Extra recently RoboBee has actually hit an additional landmark: precision control over its heading and also lateral movement, making it much more experienced at steering. As a result, RoboBee can hover as well as pivot much better in midair, even more likewise to its organic motivation, the bumblebee. The advancement is explained in a research study published this previous December in IEEE Robotics and Automation Letters.
The higher level of control over flight will be beneficial in a wide range of situations where precision flight is required.

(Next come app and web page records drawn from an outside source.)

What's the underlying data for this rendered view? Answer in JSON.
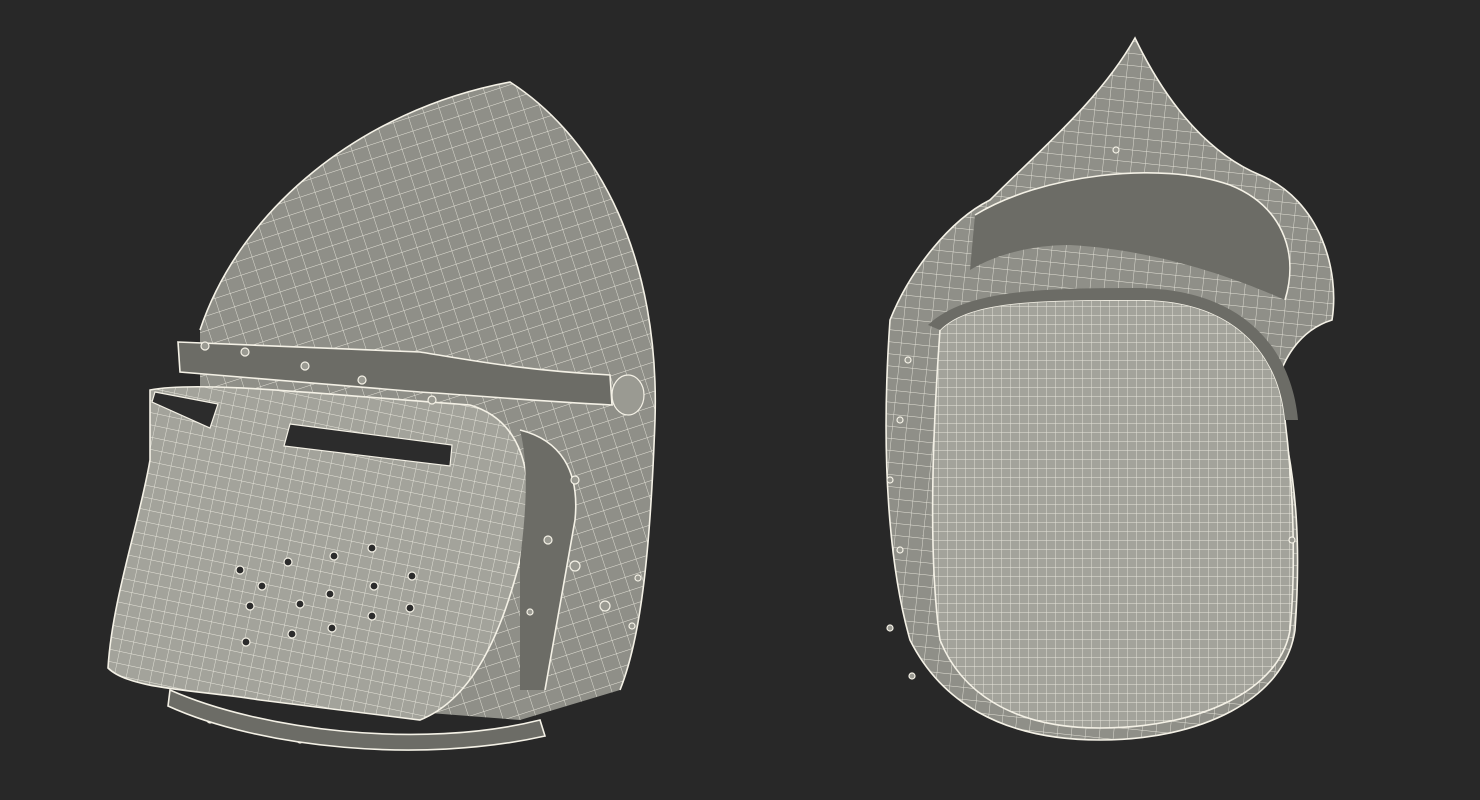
{
  "background_color": "#282828",
  "mesh_color": "#f4f1e6",
  "surface_color": "#8f8f88",
  "views": [
    {
      "name": "helmet-front-three-quarter",
      "subject": "bascinet-helmet-with-visor"
    },
    {
      "name": "helmet-interior-view",
      "subject": "bascinet-helmet-shell-interior"
    }
  ]
}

As an example, consider requiring to explore delicate or hazardous locations a job to which RoboBee could be well matched or if a large team of flying robotics must navigate with each other in flocks.
" One particularly exciting location remains in helped agriculture, as we look in advance towards using these vehicles in jobs such as pollination, attempting to accomplish the tasks of organic insects and birds," discusses Rebecca McGill, a Ph.D. prospect in products science and mechanical design at Harvard, that aided codesign the brand-new RoboBee trip design.
Yet accomplishing accuracy control with a flapping-winged robot has actually confirmed tough as well as for a great reason. Helicopters, drones, and also other fixed-wing lorries can tilt their wings and also blades, as well as include tails and also tail blades, to alter their heading and also side activity. Flapping robots, on the other hand, have to move their wings backwards and forwards at various speeds in order to aid the robot revolve while upright in midair. This type of rotational movement generates a pressure called yaw torque. Nonetheless, flapping-wing micro-aerial lorries (FWMAVs) such as RoboBee have to exactly balance the upstroke and also downstroke speeds within a single fast-flapping cycle to generate the wanted yaw torque to turn the body. "This makes yaw torque difficult to attain in FWMAVs," explains McGill.
To resolve this problem, McGill and her team established a brand-new model that analytically draws up exactly how the various waving signals associated with flight impact forces and also torques, identifying the most effective combination for yaw torque (together with thrust, roll torque, as well as pitch torque) in real time. " The version enhances our understanding of just how much yaw torque is generated by various waving signals, providing better, manageable yaw performance in flight," clarifies McGill.
In the group's study, they examined the new design through 40 different flight situations with RoboBee, while differing the control inputs and observing the thrust and torque response for each and every flight. With its new design, the RoboBee had the ability to fly in a circle while maintaining its gaze concentrated on the center factor, mimicking a scenario in which the car focuses a video camera on a target while circling it.
" Our speculative outcomes disclosed that yaw torque filtering can be alleviated sufficiently to attain complete control authority in flight," states Nak-seung Patrick Hyun, a postdoctoral fellow at Harvard who was also involved in the research. "This opens the door to new maneuvers as well as higher stability, while also permitting energy for onboard sensing units."
McGill as well as Hyun note that breakthroughs such as this will not only assist robots in the field with tasks such as pollination and also emergency action, but also give us with more insights right into biology too. "Flapping-wing robots are amazing due to the fact that they give us the possibility to check out and learn about pest and also bird-flight devices via imitation, creating a 'two-way' course of exploration towards both robotics and also biology," explains Hyun, keeping in mind that the team wants researching hostile airborne maneuvers with their brand-new RoboBee flight version.